**Data for this task:**
◆ ◆ ◆

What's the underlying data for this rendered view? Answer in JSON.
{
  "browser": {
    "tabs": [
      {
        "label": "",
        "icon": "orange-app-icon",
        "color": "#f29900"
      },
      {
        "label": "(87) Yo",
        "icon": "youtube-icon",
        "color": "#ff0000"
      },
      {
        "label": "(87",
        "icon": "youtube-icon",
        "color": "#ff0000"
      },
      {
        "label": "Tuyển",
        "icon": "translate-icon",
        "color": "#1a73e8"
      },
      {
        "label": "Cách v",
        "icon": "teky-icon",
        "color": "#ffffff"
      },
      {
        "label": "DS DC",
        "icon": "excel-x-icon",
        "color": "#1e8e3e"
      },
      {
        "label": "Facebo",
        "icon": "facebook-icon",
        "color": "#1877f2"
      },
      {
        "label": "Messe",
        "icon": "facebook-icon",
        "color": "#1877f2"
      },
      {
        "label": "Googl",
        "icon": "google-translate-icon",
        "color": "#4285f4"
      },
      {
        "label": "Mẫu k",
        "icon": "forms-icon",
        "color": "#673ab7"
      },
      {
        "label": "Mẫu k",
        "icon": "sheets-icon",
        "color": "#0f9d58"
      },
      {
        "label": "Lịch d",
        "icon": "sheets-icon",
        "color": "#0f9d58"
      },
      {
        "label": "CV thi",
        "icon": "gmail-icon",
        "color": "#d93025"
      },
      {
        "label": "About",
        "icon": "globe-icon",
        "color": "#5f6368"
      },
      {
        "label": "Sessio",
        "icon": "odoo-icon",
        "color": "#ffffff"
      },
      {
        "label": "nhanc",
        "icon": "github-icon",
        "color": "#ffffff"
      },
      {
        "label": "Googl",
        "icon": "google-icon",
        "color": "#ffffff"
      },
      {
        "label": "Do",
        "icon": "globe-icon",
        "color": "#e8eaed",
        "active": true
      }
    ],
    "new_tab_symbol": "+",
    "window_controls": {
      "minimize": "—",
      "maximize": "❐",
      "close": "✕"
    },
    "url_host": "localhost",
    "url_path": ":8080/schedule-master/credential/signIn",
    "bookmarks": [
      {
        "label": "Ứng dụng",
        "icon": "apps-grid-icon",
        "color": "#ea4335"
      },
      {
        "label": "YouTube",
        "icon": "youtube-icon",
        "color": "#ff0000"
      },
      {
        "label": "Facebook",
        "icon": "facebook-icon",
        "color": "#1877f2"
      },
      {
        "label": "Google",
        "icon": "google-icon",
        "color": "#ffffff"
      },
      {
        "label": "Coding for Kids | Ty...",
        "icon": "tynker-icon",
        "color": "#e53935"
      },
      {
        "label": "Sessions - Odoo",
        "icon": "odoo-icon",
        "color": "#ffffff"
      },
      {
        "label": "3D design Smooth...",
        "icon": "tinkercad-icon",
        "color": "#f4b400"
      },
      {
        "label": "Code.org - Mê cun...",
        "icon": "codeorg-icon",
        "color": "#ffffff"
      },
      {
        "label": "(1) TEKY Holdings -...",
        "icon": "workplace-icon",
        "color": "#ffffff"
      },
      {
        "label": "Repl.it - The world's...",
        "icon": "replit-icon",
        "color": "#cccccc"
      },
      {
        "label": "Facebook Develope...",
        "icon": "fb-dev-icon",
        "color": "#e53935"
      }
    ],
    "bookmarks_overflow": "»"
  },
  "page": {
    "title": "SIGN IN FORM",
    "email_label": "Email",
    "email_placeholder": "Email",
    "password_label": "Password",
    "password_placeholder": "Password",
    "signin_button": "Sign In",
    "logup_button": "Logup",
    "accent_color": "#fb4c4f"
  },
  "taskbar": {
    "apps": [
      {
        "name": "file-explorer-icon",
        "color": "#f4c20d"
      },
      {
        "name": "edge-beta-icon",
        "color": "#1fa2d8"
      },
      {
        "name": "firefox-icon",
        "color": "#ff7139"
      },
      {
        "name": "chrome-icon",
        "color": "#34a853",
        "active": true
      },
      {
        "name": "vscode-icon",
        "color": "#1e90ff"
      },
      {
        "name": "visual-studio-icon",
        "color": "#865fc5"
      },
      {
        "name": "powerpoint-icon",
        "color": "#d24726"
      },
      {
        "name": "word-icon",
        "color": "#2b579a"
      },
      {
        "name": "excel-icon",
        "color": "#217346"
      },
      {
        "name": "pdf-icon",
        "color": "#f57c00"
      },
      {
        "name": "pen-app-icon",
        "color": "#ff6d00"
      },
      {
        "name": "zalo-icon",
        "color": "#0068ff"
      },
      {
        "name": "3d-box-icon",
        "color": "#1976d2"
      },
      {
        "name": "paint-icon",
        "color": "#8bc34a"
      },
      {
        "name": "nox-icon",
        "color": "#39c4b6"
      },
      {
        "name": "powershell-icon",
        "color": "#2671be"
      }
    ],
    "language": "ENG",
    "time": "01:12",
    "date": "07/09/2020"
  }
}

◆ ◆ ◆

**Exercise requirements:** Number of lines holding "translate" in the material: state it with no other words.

**Task response:** 2